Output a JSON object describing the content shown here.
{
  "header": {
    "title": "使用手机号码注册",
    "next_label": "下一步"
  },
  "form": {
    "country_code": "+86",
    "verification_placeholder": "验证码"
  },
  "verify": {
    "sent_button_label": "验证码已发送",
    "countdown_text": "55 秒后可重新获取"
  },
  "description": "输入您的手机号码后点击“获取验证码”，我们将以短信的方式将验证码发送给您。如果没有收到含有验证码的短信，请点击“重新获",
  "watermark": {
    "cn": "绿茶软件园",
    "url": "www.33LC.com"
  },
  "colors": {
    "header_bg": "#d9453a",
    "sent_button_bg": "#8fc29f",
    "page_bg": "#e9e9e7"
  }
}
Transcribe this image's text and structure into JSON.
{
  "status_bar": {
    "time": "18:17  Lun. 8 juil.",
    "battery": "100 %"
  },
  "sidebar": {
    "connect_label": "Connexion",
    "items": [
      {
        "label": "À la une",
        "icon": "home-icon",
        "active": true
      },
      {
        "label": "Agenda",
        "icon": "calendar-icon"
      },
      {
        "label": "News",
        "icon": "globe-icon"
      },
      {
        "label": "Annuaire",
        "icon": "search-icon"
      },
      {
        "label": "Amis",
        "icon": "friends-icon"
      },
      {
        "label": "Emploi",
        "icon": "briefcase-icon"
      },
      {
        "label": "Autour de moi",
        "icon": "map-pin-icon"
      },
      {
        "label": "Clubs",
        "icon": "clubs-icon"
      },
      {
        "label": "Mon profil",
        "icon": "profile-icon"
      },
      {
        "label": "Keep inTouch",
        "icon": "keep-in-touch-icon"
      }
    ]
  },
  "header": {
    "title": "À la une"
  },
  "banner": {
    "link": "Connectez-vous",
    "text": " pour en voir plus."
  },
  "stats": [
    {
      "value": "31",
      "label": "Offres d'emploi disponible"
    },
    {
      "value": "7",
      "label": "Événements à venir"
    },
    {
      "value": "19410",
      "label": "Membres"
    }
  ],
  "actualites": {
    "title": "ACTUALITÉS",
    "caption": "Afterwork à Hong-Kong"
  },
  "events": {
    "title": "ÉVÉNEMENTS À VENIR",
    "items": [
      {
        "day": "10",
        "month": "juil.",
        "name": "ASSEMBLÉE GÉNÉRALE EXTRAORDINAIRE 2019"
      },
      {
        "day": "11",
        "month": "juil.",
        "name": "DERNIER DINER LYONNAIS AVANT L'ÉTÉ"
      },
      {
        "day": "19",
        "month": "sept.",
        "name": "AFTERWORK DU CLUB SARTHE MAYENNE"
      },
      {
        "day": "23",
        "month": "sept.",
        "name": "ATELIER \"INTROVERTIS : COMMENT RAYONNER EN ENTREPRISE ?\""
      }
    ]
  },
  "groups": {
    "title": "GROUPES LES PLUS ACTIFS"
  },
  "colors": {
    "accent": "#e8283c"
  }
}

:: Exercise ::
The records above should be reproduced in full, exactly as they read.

:: Answer for this exercise ::
Output a JSON object describing the content shown here.
{
  "header": {
    "title": "使用手机号码注册",
    "next_label": "下一步"
  },
  "form": {
    "country_code": "+86",
    "verification_placeholder": "验证码"
  },
  "verify": {
    "sent_button_label": "验证码已发送",
    "countdown_text": "55 秒后可重新获取"
  },
  "description": "输入您的手机号码后点击“获取验证码”，我们将以短信的方式将验证码发送给您。如果没有收到含有验证码的短信，请点击“重新获",
  "watermark": {
    "cn": "绿茶软件园",
    "url": "www.33LC.com"
  },
  "colors": {
    "header_bg": "#d9453a",
    "sent_button_bg": "#8fc29f",
    "page_bg": "#e9e9e7"
  }
}
Transcribe this image's text and structure into JSON.
{
  "status_bar": {
    "time": "18:17  Lun. 8 juil.",
    "battery": "100 %"
  },
  "sidebar": {
    "connect_label": "Connexion",
    "items": [
      {
        "label": "À la une",
        "icon": "home-icon",
        "active": true
      },
      {
        "label": "Agenda",
        "icon": "calendar-icon"
      },
      {
        "label": "News",
        "icon": "globe-icon"
      },
      {
        "label": "Annuaire",
        "icon": "search-icon"
      },
      {
        "label": "Amis",
        "icon": "friends-icon"
      },
      {
        "label": "Emploi",
        "icon": "briefcase-icon"
      },
      {
        "label": "Autour de moi",
        "icon": "map-pin-icon"
      },
      {
        "label": "Clubs",
        "icon": "clubs-icon"
      },
      {
        "label": "Mon profil",
        "icon": "profile-icon"
      },
      {
        "label": "Keep inTouch",
        "icon": "keep-in-touch-icon"
      }
    ]
  },
  "header": {
    "title": "À la une"
  },
  "banner": {
    "link": "Connectez-vous",
    "text": " pour en voir plus."
  },
  "stats": [
    {
      "value": "31",
      "label": "Offres d'emploi disponible"
    },
    {
      "value": "7",
      "label": "Événements à venir"
    },
    {
      "value": "19410",
      "label": "Membres"
    }
  ],
  "actualites": {
    "title": "ACTUALITÉS",
    "caption": "Afterwork à Hong-Kong"
  },
  "events": {
    "title": "ÉVÉNEMENTS À VENIR",
    "items": [
      {
        "day": "10",
        "month": "juil.",
        "name": "ASSEMBLÉE GÉNÉRALE EXTRAORDINAIRE 2019"
      },
      {
        "day": "11",
        "month": "juil.",
        "name": "DERNIER DINER LYONNAIS AVANT L'ÉTÉ"
      },
      {
        "day": "19",
        "month": "sept.",
        "name": "AFTERWORK DU CLUB SARTHE MAYENNE"
      },
      {
        "day": "23",
        "month": "sept.",
        "name": "ATELIER \"INTROVERTIS : COMMENT RAYONNER EN ENTREPRISE ?\""
      }
    ]
  },
  "groups": {
    "title": "GROUPES LES PLUS ACTIFS"
  },
  "colors": {
    "accent": "#e8283c"
  }
}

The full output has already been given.